Your other option is storing your stuff. Unless you’ve got generous parents or family who’s willing to offer up their attic or basement, storage units are your next best bet. Storage units can run $60-$180/month for a standard unit and $75-$225/month for a climate-controlled unit.
8. Getting your mail
Even though you can pay most bills online, there are still some things that you need to be delivered by mail. Mail forwarding services can do that for you, and it costs around $85-$135 a year.
Here are some popular mail forwarding services:
No matter where you live, camper or not, you’re going to need a cell phone and internet service. Most RV parks and private campgrounds will have wifi. But, if you’re traveling full-time and working remotely, you may find yourself paying more for a cell and internet service provider that has a wider coverage map. There are other extras you may need to pay for too, like a booster or hotspot.
10. Traveling back home
Sure, living in a camper doesn’t necessarily mean that you have to travel far away from your family and friends. But if you are traveling any large distances, there’s a chance that you’ll be paying for visits back home.
Emergencies can pop up, events you don’t want to miss, etc. And even if you aren’t paying for airfare home every time, moving your rig sooner than you thought can be an unexpected expense.
11. Miscellaneous costs
Here are a few costs that I’ve left out:
- Laundry – RVs and fifth wheels might have space for a washer/dryer combo, otherwise you’ll pay for laundry or need to hand wash your clothes in the sink.
- Food – I know I would spend more on going out to eat because wanting to try new local food spots would be my downfall.
- Entertainment – Visiting local attractions.
- Extra gear – Tools, special equipment for outdoor activities, maybe a portable grill, generator, solar panels, etc.
The final word on living in a camper
I am more than willing to admit that living in a camper isn’t my thing. I might be willing to try it out, but I know it’s not something I could do full-time. My wife might actually divorce me if I even brought it up.
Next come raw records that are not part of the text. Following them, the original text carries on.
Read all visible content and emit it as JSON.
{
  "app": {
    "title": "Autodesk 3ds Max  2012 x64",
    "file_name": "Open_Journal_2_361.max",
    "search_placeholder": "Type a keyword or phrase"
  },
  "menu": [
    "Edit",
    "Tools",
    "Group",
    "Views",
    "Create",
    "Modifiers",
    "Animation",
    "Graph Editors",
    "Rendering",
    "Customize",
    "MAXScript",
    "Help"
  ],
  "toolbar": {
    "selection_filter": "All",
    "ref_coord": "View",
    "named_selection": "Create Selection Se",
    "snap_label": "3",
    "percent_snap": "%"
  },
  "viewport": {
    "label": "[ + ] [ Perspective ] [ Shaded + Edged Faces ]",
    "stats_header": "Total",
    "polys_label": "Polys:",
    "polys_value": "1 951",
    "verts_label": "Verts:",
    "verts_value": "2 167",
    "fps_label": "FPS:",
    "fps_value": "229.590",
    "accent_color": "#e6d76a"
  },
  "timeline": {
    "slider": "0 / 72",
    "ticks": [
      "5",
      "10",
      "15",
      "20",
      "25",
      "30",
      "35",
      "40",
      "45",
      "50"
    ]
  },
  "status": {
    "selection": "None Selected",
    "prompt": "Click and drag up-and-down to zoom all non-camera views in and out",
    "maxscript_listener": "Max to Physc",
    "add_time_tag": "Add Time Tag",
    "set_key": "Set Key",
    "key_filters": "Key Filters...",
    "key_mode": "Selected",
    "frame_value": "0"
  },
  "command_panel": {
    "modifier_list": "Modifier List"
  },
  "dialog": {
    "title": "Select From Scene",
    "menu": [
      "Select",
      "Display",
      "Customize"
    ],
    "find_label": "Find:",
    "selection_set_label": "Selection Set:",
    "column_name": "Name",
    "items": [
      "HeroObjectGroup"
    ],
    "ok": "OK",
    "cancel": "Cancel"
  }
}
But, it can be a pretty cool set up for anyone who wants to try an alternative lifestyle that can potentially help save money or pay off debt. But before you sell everything and hit the road, please do your homework and find out how much you can actually save by living in a camper.